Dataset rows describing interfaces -
^^^^

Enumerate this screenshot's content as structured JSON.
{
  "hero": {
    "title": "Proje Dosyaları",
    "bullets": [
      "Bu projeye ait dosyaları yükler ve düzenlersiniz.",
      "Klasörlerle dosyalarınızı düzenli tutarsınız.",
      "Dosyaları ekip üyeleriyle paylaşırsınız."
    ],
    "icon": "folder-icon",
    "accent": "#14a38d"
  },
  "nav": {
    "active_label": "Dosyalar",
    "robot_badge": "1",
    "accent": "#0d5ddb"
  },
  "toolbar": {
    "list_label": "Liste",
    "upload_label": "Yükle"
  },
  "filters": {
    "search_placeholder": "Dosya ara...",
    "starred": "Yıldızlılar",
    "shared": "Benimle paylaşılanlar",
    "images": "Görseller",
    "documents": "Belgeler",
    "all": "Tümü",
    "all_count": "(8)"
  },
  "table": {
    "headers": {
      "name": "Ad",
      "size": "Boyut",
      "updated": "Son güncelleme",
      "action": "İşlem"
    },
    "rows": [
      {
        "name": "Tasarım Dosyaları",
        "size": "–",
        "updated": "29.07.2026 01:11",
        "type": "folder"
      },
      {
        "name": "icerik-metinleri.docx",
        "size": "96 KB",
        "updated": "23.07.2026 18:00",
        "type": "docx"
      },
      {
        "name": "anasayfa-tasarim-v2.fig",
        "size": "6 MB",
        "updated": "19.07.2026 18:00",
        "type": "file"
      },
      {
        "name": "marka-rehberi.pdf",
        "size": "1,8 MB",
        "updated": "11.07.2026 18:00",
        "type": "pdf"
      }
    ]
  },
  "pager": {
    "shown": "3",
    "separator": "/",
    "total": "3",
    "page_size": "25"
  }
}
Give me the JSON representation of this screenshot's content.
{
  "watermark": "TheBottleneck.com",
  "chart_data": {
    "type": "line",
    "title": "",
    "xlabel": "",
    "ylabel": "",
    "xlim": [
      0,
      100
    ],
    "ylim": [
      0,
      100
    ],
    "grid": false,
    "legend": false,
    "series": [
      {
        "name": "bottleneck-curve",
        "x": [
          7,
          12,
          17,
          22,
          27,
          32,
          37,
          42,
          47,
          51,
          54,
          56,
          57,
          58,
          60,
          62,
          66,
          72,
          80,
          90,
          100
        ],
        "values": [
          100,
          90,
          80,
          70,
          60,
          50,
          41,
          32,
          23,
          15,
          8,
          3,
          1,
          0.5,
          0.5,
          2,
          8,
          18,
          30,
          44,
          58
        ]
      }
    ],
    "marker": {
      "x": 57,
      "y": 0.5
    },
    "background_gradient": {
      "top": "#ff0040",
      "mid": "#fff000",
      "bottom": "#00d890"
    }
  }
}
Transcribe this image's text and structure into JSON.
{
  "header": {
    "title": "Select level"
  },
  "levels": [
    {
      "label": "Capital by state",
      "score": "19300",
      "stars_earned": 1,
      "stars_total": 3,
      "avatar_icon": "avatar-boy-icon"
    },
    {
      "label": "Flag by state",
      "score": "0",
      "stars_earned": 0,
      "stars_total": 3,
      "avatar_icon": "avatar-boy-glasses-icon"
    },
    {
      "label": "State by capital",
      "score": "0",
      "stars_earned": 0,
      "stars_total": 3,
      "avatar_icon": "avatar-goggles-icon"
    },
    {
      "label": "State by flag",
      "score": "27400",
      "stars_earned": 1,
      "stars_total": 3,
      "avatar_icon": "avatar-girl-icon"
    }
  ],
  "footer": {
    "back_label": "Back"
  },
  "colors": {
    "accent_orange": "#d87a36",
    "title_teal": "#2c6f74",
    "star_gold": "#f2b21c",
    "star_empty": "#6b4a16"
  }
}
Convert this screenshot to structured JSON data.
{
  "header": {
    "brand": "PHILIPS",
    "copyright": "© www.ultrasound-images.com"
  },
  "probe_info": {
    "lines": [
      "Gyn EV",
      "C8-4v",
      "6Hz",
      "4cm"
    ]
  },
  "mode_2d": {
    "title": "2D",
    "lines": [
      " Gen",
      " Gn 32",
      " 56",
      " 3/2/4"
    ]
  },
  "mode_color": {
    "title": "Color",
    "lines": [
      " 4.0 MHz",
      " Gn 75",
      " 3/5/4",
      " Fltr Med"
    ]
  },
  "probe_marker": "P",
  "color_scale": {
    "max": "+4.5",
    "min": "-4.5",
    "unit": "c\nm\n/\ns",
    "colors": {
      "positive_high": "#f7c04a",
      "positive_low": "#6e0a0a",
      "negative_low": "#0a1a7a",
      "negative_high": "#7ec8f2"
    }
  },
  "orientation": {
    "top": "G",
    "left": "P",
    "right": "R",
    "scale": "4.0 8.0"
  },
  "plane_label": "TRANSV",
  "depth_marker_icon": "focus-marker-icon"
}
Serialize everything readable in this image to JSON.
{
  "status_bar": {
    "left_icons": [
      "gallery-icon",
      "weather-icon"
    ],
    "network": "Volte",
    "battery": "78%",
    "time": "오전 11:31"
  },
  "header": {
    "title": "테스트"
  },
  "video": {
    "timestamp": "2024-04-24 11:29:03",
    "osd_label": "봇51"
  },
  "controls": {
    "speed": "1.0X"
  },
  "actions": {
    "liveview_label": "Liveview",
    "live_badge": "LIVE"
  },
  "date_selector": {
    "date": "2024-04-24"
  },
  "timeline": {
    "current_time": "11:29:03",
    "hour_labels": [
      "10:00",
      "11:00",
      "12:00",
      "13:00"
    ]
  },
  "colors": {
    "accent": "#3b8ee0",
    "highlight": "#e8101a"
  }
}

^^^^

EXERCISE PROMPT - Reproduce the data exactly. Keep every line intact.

ANSWER TO THE PROBLEM -
Enumerate this screenshot's content as structured JSON.
{
  "hero": {
    "title": "Proje Dosyaları",
    "bullets": [
      "Bu projeye ait dosyaları yükler ve düzenlersiniz.",
      "Klasörlerle dosyalarınızı düzenli tutarsınız.",
      "Dosyaları ekip üyeleriyle paylaşırsınız."
    ],
    "icon": "folder-icon",
    "accent": "#14a38d"
  },
  "nav": {
    "active_label": "Dosyalar",
    "robot_badge": "1",
    "accent": "#0d5ddb"
  },
  "toolbar": {
    "list_label": "Liste",
    "upload_label": "Yükle"
  },
  "filters": {
    "search_placeholder": "Dosya ara...",
    "starred": "Yıldızlılar",
    "shared": "Benimle paylaşılanlar",
    "images": "Görseller",
    "documents": "Belgeler",
    "all": "Tümü",
    "all_count": "(8)"
  },
  "table": {
    "headers": {
      "name": "Ad",
      "size": "Boyut",
      "updated": "Son güncelleme",
      "action": "İşlem"
    },
    "rows": [
      {
        "name": "Tasarım Dosyaları",
        "size": "–",
        "updated": "29.07.2026 01:11",
        "type": "folder"
      },
      {
        "name": "icerik-metinleri.docx",
        "size": "96 KB",
        "updated": "23.07.2026 18:00",
        "type": "docx"
      },
      {
        "name": "anasayfa-tasarim-v2.fig",
        "size": "6 MB",
        "updated": "19.07.2026 18:00",
        "type": "file"
      },
      {
        "name": "marka-rehberi.pdf",
        "size": "1,8 MB",
        "updated": "11.07.2026 18:00",
        "type": "pdf"
      }
    ]
  },
  "pager": {
    "shown": "3",
    "separator": "/",
    "total": "3",
    "page_size": "25"
  }
}
Give me the JSON representation of this screenshot's content.
{
  "watermark": "TheBottleneck.com",
  "chart_data": {
    "type": "line",
    "title": "",
    "xlabel": "",
    "ylabel": "",
    "xlim": [
      0,
      100
    ],
    "ylim": [
      0,
      100
    ],
    "grid": false,
    "legend": false,
    "series": [
      {
        "name": "bottleneck-curve",
        "x": [
          7,
          12,
          17,
          22,
          27,
          32,
          37,
          42,
          47,
          51,
          54,
          56,
          57,
          58,
          60,
          62,
          66,
          72,
          80,
          90,
          100
        ],
        "values": [
          100,
          90,
          80,
          70,
          60,
          50,
          41,
          32,
          23,
          15,
          8,
          3,
          1,
          0.5,
          0.5,
          2,
          8,
          18,
          30,
          44,
          58
        ]
      }
    ],
    "marker": {
      "x": 57,
      "y": 0.5
    },
    "background_gradient": {
      "top": "#ff0040",
      "mid": "#fff000",
      "bottom": "#00d890"
    }
  }
}
Transcribe this image's text and structure into JSON.
{
  "header": {
    "title": "Select level"
  },
  "levels": [
    {
      "label": "Capital by state",
      "score": "19300",
      "stars_earned": 1,
      "stars_total": 3,
      "avatar_icon": "avatar-boy-icon"
    },
    {
      "label": "Flag by state",
      "score": "0",
      "stars_earned": 0,
      "stars_total": 3,
      "avatar_icon": "avatar-boy-glasses-icon"
    },
    {
      "label": "State by capital",
      "score": "0",
      "stars_earned": 0,
      "stars_total": 3,
      "avatar_icon": "avatar-goggles-icon"
    },
    {
      "label": "State by flag",
      "score": "27400",
      "stars_earned": 1,
      "stars_total": 3,
      "avatar_icon": "avatar-girl-icon"
    }
  ],
  "footer": {
    "back_label": "Back"
  },
  "colors": {
    "accent_orange": "#d87a36",
    "title_teal": "#2c6f74",
    "star_gold": "#f2b21c",
    "star_empty": "#6b4a16"
  }
}
Convert this screenshot to structured JSON data.
{
  "header": {
    "brand": "PHILIPS",
    "copyright": "© www.ultrasound-images.com"
  },
  "probe_info": {
    "lines": [
      "Gyn EV",
      "C8-4v",
      "6Hz",
      "4cm"
    ]
  },
  "mode_2d": {
    "title": "2D",
    "lines": [
      " Gen",
      " Gn 32",
      " 56",
      " 3/2/4"
    ]
  },
  "mode_color": {
    "title": "Color",
    "lines": [
      " 4.0 MHz",
      " Gn 75",
      " 3/5/4",
      " Fltr Med"
    ]
  },
  "probe_marker": "P",
  "color_scale": {
    "max": "+4.5",
    "min": "-4.5",
    "unit": "c\nm\n/\ns",
    "colors": {
      "positive_high": "#f7c04a",
      "positive_low": "#6e0a0a",
      "negative_low": "#0a1a7a",
      "negative_high": "#7ec8f2"
    }
  },
  "orientation": {
    "top": "G",
    "left": "P",
    "right": "R",
    "scale": "4.0 8.0"
  },
  "plane_label": "TRANSV",
  "depth_marker_icon": "focus-marker-icon"
}
Serialize everything readable in this image to JSON.
{
  "status_bar": {
    "left_icons": [
      "gallery-icon",
      "weather-icon"
    ],
    "network": "Volte",
    "battery": "78%",
    "time": "오전 11:31"
  },
  "header": {
    "title": "테스트"
  },
  "video": {
    "timestamp": "2024-04-24 11:29:03",
    "osd_label": "봇51"
  },
  "controls": {
    "speed": "1.0X"
  },
  "actions": {
    "liveview_label": "Liveview",
    "live_badge": "LIVE"
  },
  "date_selector": {
    "date": "2024-04-24"
  },
  "timeline": {
    "current_time": "11:29:03",
    "hour_labels": [
      "10:00",
      "11:00",
      "12:00",
      "13:00"
    ]
  },
  "colors": {
    "accent": "#3b8ee0",
    "highlight": "#e8101a"
  }
}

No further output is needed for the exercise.